* SUPPLIED ENTRIES

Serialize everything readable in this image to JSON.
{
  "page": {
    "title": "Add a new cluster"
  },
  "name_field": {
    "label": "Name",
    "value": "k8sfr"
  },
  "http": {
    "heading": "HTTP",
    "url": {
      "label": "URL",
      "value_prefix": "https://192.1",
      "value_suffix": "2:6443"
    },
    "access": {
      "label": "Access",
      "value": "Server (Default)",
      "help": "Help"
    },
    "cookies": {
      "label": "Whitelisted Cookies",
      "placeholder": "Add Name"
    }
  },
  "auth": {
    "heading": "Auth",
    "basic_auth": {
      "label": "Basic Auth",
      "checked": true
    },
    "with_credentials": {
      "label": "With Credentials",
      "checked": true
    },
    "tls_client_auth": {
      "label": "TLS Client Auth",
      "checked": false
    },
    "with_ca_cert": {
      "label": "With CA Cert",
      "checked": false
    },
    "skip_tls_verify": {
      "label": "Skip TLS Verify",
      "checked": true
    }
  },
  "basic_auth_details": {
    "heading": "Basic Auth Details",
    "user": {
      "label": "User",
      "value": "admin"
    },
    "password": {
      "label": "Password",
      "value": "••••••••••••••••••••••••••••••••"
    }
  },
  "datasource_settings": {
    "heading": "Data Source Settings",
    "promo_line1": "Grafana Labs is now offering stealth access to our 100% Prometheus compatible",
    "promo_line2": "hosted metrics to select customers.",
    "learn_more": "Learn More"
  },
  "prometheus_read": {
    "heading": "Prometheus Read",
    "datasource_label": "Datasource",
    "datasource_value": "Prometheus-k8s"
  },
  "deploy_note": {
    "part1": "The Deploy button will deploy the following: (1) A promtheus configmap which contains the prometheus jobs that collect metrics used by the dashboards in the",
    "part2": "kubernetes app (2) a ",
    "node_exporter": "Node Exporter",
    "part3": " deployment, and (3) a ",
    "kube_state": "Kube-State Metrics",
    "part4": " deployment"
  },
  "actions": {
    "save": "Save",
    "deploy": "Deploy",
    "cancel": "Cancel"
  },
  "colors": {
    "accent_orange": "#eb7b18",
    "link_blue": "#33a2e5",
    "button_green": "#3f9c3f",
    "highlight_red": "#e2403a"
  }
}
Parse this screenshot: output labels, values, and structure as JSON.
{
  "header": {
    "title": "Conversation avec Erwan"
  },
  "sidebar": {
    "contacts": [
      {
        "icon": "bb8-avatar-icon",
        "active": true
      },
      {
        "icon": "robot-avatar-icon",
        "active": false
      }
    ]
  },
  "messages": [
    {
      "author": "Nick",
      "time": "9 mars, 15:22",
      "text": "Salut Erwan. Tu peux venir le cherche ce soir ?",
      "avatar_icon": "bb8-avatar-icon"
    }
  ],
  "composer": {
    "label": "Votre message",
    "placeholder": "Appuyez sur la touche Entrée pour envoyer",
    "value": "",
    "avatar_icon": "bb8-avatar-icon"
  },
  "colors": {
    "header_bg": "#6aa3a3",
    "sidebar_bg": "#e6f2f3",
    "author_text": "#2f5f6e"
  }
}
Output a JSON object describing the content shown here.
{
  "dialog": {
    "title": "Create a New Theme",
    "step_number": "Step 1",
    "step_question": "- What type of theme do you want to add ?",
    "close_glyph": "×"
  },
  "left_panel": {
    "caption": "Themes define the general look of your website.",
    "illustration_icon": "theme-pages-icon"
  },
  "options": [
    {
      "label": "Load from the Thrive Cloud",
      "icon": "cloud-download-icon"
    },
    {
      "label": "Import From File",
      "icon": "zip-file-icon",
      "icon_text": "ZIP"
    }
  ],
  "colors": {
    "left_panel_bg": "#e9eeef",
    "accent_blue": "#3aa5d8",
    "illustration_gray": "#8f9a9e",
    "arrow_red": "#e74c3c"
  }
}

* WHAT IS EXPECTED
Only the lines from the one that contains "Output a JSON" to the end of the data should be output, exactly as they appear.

* ANSWER BOX
Output a JSON object describing the content shown here.
{
  "dialog": {
    "title": "Create a New Theme",
    "step_number": "Step 1",
    "step_question": "- What type of theme do you want to add ?",
    "close_glyph": "×"
  },
  "left_panel": {
    "caption": "Themes define the general look of your website.",
    "illustration_icon": "theme-pages-icon"
  },
  "options": [
    {
      "label": "Load from the Thrive Cloud",
      "icon": "cloud-download-icon"
    },
    {
      "label": "Import From File",
      "icon": "zip-file-icon",
      "icon_text": "ZIP"
    }
  ],
  "colors": {
    "left_panel_bg": "#e9eeef",
    "accent_blue": "#3aa5d8",
    "illustration_gray": "#8f9a9e",
    "arrow_red": "#e74c3c"
  }
}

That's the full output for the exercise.